Friday, July 24, 2015
Insurance Mergers & Acquisitions Redux
I've worked in the claims segment of the insurance industry since 1980 and fully appreciate that there are cycles of centralization and decentralization; concentration on expenses and focus on indemnity dollars; soft markets and hard markets; periods of stability and times of mergers and acquisitions.
During the late 1990s the industry endured the failure of several stalwart companies that went into liquidation as well as the mergers/ acquisitions that reduced the number of property and casualty companies significantly.
I'd begun my career with the venerable Commercial Union Assurance Companies that was formed following the Great Fire of London and claimed ancestry to the late 17th Century. I was proud of the company's pedigree and actually accepted a position with the Indianapolis branch because the organization has at least 1 woman Vice President in 1980. Little did I know she was the only one. There was no Internet to search for such information at that time.
My career followed a trajectory upwards for the next several years until my then husband approached me about his being offered a position in international sales in Asia. While the posting was not one about which I'd dreamed ("Taipei") I knew that if I didn't go I would forever regret it. So we moved to Taipei and then Hong Kong, my favorite city in the world, and I didn't even think about renewing my career until life's little glitches knocked me off my path - an unexpected ignominious return to the USA, marital dissolution, the loss of my life of leisure and a need to find work with health insurance.
One of my dearest friends lived in Alexandria, Virginia - a hop, skip and a jump from my seaside exile on the Delaware shore where there was peace and serenity but no viable employment. So I ventured into the DC area and began calling insurance companies looking for a job. That actually proved fruitful and I was hired by General Accident. A few years later Commercial Union acquired General Accident and I was fortunate enough to convince the newly formed CGU to bridge my time.
But our European owners were disgruntled with the combined ratio of the US organization and decided to sell us. So, to help us adapt to the disorientation, our management gave each employee of copy of the then popular book - "Who Moved My Cheese?" by Dr. Spencer Johnson - a sweet little treatise on how to deal with change. Ultimately, I followed my instincts, interviewed for and accepted a position with my dream company, Chubb, where I've found what I thought was my career home.
However, in the early morning of July 1, 2015 - I received an email from a business newsletter to which I subscribe that announced before my company had issued any notice that ACE had purchased Chubb for $28 Billion.
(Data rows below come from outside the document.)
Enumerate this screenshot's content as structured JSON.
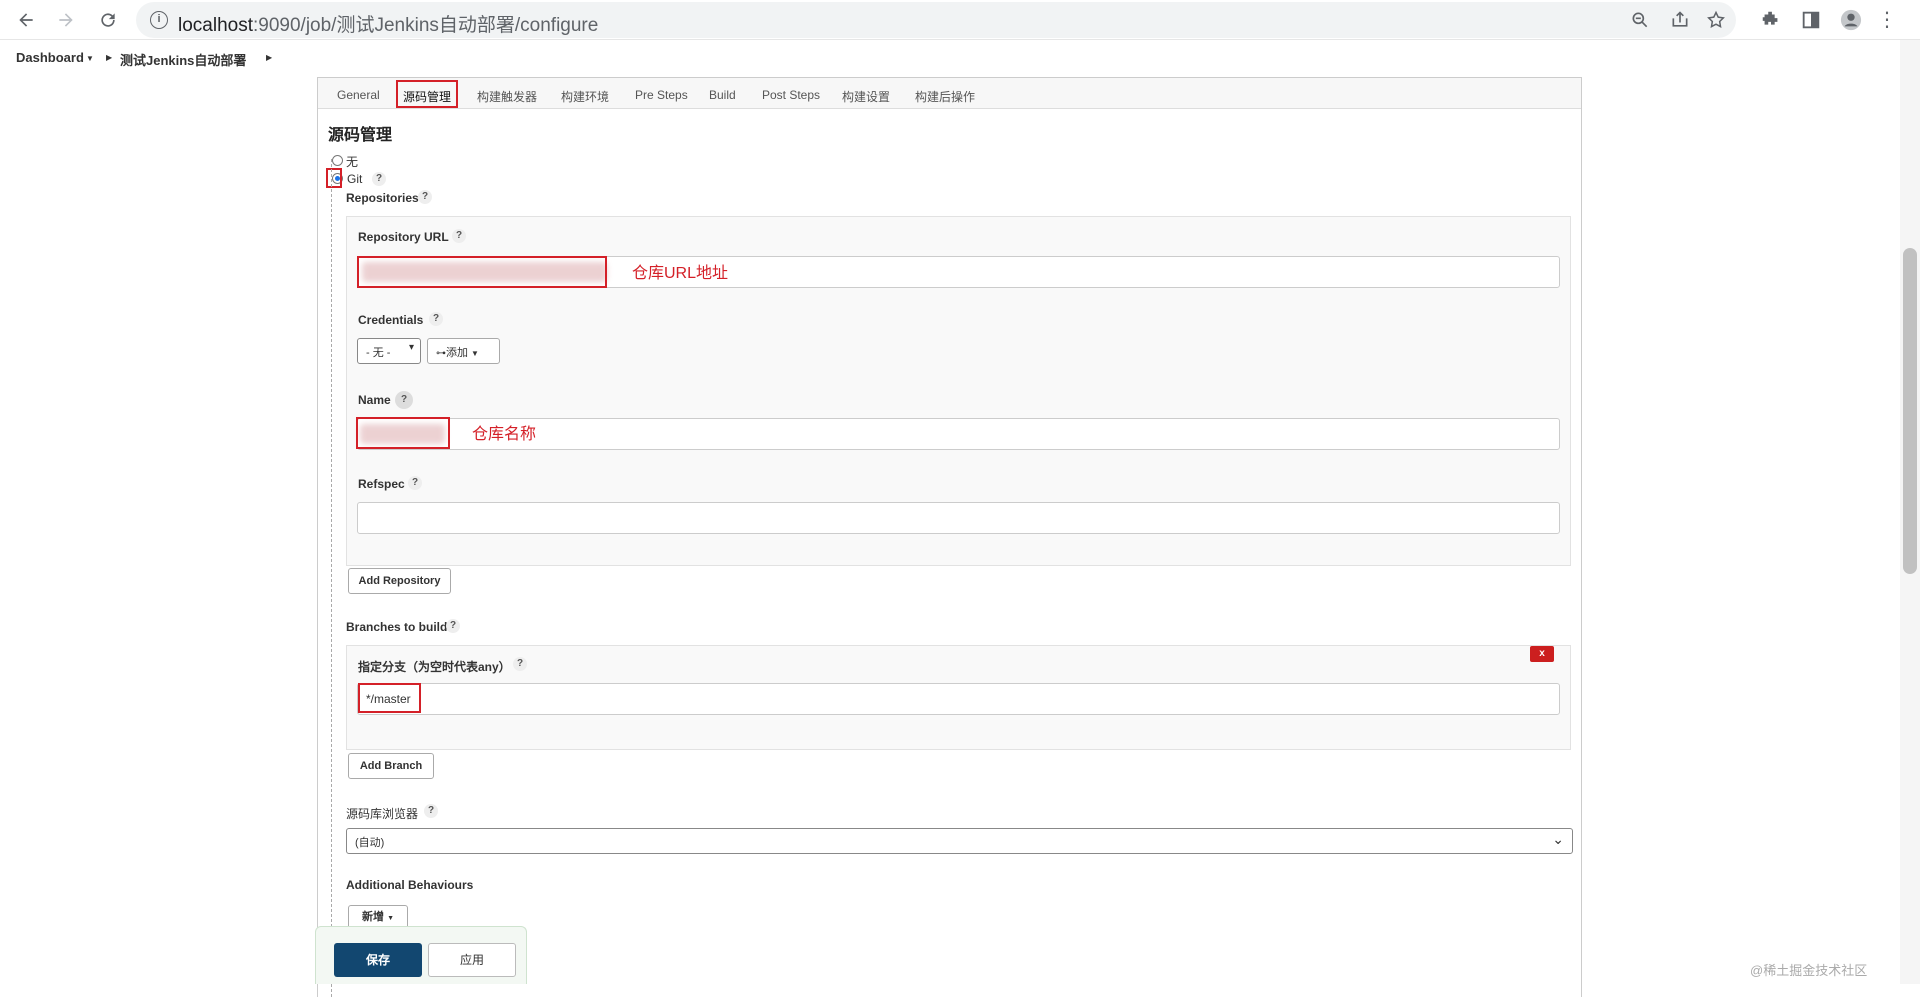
{
  "browser": {
    "url_host": "localhost",
    "url_rest": ":9090/job/测试Jenkins自动部署/configure"
  },
  "breadcrumb": {
    "dashboard": "Dashboard",
    "job": "测试Jenkins自动部署"
  },
  "tabs": [
    "General",
    "源码管理",
    "构建触发器",
    "构建环境",
    "Pre Steps",
    "Build",
    "Post Steps",
    "构建设置",
    "构建后操作"
  ],
  "scm": {
    "title": "源码管理",
    "option_none": "无",
    "option_git": "Git",
    "help": "?",
    "repositories_label": "Repositories",
    "repo_url_label": "Repository URL",
    "repo_url_annotation": "仓库URL地址",
    "credentials_label": "Credentials",
    "credentials_value": "- 无 -",
    "add_credentials": "添加",
    "name_label": "Name",
    "name_annotation": "仓库名称",
    "refspec_label": "Refspec",
    "add_repository": "Add Repository",
    "branches_label": "Branches to build",
    "branch_spec_label": "指定分支（为空时代表any）",
    "branch_spec_value": "*/master",
    "remove_branch": "x",
    "add_branch": "Add Branch",
    "browser_label": "源码库浏览器",
    "browser_value": "(自动)",
    "additional_label": "Additional Behaviours",
    "add_behaviour": "新增"
  },
  "savebar": {
    "save": "保存",
    "apply": "应用"
  },
  "watermark": "@稀土掘金技术社区",
  "colors": {
    "annotation": "#d42028",
    "save_button": "#124770",
    "remove_button": "#cc1f1f"
  }
}
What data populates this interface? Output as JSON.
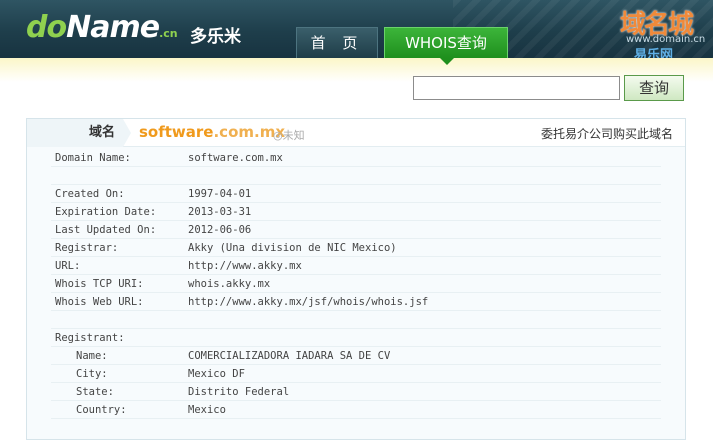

My coworkers and I are still reeling from the announcement. I had become comfortable and complacent. This was unexpected. While I've come to understand that change is inevitable and often a good thing, I'm tired of searching for the damned cheese.